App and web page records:
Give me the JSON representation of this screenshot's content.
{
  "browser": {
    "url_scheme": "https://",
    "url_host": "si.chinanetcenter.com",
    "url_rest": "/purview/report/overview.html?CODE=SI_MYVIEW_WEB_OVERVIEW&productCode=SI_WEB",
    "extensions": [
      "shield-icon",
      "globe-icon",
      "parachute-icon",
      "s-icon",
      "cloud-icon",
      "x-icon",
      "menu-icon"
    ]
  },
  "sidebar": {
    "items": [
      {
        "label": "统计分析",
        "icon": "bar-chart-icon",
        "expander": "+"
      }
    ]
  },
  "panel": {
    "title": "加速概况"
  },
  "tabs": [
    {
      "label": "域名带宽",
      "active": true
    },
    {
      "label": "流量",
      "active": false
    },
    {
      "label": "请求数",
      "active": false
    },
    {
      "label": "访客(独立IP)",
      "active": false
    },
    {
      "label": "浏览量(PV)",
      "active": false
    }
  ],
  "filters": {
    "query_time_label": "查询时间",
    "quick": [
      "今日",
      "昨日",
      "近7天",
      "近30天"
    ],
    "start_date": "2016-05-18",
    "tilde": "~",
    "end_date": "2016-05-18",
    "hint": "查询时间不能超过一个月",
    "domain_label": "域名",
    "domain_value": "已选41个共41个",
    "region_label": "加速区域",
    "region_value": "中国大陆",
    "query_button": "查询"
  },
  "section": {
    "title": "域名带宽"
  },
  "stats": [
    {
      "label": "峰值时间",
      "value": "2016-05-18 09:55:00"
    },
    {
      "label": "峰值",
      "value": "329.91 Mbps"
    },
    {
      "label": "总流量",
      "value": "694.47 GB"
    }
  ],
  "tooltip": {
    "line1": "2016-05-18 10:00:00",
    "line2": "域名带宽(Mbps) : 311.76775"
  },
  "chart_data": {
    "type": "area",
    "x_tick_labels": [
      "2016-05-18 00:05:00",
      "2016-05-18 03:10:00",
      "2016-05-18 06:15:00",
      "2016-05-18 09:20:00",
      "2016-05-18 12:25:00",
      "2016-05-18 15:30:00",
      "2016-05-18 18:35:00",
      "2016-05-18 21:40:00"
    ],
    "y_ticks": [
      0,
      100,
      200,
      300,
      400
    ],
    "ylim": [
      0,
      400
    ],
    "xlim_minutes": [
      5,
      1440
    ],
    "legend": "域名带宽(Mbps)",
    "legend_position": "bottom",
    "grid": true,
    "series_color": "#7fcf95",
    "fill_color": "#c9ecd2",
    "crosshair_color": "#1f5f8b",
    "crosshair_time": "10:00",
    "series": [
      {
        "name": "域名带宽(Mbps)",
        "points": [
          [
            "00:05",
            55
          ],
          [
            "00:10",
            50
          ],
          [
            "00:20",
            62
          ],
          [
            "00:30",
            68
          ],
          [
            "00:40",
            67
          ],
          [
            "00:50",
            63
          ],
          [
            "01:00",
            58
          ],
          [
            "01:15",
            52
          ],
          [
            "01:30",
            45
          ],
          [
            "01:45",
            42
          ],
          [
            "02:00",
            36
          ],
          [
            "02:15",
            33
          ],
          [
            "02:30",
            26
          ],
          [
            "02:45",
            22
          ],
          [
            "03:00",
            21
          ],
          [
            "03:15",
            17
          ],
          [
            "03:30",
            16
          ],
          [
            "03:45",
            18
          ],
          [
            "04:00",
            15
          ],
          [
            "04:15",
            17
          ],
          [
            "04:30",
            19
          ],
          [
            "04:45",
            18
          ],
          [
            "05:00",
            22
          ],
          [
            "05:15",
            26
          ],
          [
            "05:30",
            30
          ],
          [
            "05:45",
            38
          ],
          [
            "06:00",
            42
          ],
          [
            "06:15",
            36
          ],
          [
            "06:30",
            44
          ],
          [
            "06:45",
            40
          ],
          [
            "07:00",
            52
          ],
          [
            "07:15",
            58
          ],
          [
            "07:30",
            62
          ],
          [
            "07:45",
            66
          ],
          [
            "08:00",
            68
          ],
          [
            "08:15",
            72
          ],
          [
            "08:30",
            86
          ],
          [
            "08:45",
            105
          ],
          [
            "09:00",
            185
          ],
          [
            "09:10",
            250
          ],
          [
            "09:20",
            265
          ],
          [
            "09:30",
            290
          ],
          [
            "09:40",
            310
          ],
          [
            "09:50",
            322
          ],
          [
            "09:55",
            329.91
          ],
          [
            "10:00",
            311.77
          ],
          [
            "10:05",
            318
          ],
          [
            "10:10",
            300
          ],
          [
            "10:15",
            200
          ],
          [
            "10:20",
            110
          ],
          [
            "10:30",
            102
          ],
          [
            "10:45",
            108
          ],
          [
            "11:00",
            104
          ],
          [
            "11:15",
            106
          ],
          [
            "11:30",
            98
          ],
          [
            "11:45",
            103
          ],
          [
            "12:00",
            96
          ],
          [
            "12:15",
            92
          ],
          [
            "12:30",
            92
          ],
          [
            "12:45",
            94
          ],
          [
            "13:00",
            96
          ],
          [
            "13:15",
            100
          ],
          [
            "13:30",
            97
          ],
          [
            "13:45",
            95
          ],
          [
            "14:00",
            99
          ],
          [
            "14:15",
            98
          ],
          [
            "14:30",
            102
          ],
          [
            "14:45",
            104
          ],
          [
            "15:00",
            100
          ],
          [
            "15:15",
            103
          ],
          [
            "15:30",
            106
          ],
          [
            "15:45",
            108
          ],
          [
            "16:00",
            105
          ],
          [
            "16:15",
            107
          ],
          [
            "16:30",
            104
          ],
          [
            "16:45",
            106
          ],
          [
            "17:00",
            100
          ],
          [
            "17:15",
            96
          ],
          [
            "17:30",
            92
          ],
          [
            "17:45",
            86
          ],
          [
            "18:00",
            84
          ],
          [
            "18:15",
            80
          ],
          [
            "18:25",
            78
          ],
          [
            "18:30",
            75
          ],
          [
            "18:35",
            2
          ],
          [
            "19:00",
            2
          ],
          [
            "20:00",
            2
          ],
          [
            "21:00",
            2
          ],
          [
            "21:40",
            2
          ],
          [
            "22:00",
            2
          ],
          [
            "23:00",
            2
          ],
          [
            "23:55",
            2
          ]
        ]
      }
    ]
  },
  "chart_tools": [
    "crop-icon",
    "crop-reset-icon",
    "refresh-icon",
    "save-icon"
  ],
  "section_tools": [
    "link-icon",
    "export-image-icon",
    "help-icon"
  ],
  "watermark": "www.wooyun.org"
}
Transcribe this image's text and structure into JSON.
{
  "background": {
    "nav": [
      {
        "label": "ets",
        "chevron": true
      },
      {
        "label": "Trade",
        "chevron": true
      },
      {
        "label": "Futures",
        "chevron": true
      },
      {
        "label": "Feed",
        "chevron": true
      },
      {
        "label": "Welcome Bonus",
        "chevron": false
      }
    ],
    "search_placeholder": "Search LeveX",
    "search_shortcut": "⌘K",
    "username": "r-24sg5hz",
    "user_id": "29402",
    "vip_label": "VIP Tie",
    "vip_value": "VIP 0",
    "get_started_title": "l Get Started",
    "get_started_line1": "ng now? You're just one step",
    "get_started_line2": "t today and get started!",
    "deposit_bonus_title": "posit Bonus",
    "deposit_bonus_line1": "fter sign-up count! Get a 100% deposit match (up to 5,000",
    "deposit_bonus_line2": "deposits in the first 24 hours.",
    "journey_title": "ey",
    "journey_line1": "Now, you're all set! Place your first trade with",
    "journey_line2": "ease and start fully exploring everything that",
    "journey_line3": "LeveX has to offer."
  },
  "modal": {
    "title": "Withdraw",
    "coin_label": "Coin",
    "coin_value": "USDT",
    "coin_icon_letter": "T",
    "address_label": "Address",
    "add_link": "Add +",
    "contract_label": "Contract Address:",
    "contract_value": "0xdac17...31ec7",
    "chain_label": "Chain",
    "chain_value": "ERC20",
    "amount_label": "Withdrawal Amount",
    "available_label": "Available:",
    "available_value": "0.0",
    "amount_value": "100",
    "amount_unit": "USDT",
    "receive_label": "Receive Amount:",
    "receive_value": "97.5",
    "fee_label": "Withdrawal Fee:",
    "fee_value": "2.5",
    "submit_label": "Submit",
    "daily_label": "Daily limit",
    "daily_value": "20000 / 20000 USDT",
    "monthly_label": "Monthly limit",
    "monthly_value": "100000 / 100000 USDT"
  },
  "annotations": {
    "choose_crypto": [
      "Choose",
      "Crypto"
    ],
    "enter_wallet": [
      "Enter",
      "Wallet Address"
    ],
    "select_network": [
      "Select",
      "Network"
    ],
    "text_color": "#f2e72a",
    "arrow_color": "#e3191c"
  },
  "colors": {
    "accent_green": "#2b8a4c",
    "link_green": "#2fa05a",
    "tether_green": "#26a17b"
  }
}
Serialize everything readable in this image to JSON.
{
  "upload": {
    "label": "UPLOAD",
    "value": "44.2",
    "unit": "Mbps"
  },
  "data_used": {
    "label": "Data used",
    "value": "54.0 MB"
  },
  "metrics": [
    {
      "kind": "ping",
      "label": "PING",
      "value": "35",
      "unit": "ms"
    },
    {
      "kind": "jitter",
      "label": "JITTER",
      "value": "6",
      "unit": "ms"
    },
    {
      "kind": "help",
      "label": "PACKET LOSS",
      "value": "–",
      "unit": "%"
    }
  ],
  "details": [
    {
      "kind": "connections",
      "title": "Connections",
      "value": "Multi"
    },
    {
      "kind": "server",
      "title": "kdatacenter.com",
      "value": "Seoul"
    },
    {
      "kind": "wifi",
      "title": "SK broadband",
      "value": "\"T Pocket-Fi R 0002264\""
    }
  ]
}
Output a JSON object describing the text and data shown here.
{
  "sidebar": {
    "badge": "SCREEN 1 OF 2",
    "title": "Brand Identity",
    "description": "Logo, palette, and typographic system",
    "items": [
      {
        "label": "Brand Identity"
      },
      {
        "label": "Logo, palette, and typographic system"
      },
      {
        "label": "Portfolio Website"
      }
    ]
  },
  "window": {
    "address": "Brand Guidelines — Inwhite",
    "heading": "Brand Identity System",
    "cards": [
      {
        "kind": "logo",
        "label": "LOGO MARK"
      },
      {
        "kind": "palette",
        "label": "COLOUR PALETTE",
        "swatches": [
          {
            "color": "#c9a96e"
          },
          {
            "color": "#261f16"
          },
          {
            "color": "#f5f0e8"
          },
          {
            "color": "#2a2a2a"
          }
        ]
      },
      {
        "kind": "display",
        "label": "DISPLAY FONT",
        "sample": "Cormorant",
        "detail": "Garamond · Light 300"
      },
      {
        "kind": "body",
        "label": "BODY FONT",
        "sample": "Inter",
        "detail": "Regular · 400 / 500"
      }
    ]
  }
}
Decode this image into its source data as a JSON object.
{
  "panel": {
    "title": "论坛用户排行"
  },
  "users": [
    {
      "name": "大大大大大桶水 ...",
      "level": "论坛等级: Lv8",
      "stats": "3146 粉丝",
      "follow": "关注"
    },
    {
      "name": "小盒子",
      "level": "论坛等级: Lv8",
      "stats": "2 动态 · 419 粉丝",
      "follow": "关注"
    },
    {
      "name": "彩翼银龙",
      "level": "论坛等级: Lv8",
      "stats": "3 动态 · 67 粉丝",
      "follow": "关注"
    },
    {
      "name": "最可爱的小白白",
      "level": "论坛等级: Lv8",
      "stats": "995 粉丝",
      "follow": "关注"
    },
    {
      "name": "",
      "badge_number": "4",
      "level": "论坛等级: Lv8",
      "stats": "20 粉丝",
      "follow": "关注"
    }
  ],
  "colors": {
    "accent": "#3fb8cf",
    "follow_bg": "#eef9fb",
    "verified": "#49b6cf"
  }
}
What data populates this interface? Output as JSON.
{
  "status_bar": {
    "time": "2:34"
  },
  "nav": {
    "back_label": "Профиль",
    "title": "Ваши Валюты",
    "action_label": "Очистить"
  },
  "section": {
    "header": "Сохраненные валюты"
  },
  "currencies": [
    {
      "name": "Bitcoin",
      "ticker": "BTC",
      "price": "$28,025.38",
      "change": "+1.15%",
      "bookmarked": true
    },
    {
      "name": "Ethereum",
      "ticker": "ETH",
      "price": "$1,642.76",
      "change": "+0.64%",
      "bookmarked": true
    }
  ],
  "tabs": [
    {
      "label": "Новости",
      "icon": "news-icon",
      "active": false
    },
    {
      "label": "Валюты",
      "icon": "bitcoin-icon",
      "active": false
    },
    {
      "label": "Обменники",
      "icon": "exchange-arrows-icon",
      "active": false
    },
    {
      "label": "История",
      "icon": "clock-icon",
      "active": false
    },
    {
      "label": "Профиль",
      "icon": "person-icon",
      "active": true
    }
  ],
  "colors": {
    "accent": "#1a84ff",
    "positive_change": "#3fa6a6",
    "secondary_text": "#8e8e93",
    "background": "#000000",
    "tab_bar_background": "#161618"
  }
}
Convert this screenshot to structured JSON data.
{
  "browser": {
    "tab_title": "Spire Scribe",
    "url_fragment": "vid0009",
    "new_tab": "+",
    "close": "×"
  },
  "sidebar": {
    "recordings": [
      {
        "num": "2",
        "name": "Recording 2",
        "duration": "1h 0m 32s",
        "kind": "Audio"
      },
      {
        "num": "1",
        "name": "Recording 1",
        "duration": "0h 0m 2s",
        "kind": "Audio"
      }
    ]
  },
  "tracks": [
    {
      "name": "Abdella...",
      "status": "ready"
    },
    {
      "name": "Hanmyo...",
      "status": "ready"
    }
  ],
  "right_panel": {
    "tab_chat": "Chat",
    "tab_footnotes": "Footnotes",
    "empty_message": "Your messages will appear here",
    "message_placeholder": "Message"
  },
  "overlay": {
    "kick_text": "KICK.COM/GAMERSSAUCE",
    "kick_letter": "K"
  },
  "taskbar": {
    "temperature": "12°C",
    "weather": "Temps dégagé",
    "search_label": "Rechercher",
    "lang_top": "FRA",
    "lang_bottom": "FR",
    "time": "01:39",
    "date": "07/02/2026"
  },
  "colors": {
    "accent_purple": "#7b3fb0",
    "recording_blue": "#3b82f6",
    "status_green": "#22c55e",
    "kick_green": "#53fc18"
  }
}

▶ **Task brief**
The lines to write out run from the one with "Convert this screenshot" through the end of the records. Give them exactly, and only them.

▶ **Response for this exercise**
Convert this screenshot to structured JSON data.
{
  "browser": {
    "tab_title": "Spire Scribe",
    "url_fragment": "vid0009",
    "new_tab": "+",
    "close": "×"
  },
  "sidebar": {
    "recordings": [
      {
        "num": "2",
        "name": "Recording 2",
        "duration": "1h 0m 32s",
        "kind": "Audio"
      },
      {
        "num": "1",
        "name": "Recording 1",
        "duration": "0h 0m 2s",
        "kind": "Audio"
      }
    ]
  },
  "tracks": [
    {
      "name": "Abdella...",
      "status": "ready"
    },
    {
      "name": "Hanmyo...",
      "status": "ready"
    }
  ],
  "right_panel": {
    "tab_chat": "Chat",
    "tab_footnotes": "Footnotes",
    "empty_message": "Your messages will appear here",
    "message_placeholder": "Message"
  },
  "overlay": {
    "kick_text": "KICK.COM/GAMERSSAUCE",
    "kick_letter": "K"
  },
  "taskbar": {
    "temperature": "12°C",
    "weather": "Temps dégagé",
    "search_label": "Rechercher",
    "lang_top": "FRA",
    "lang_bottom": "FR",
    "time": "01:39",
    "date": "07/02/2026"
  },
  "colors": {
    "accent_purple": "#7b3fb0",
    "recording_blue": "#3b82f6",
    "status_green": "#22c55e",
    "kick_green": "#53fc18"
  }
}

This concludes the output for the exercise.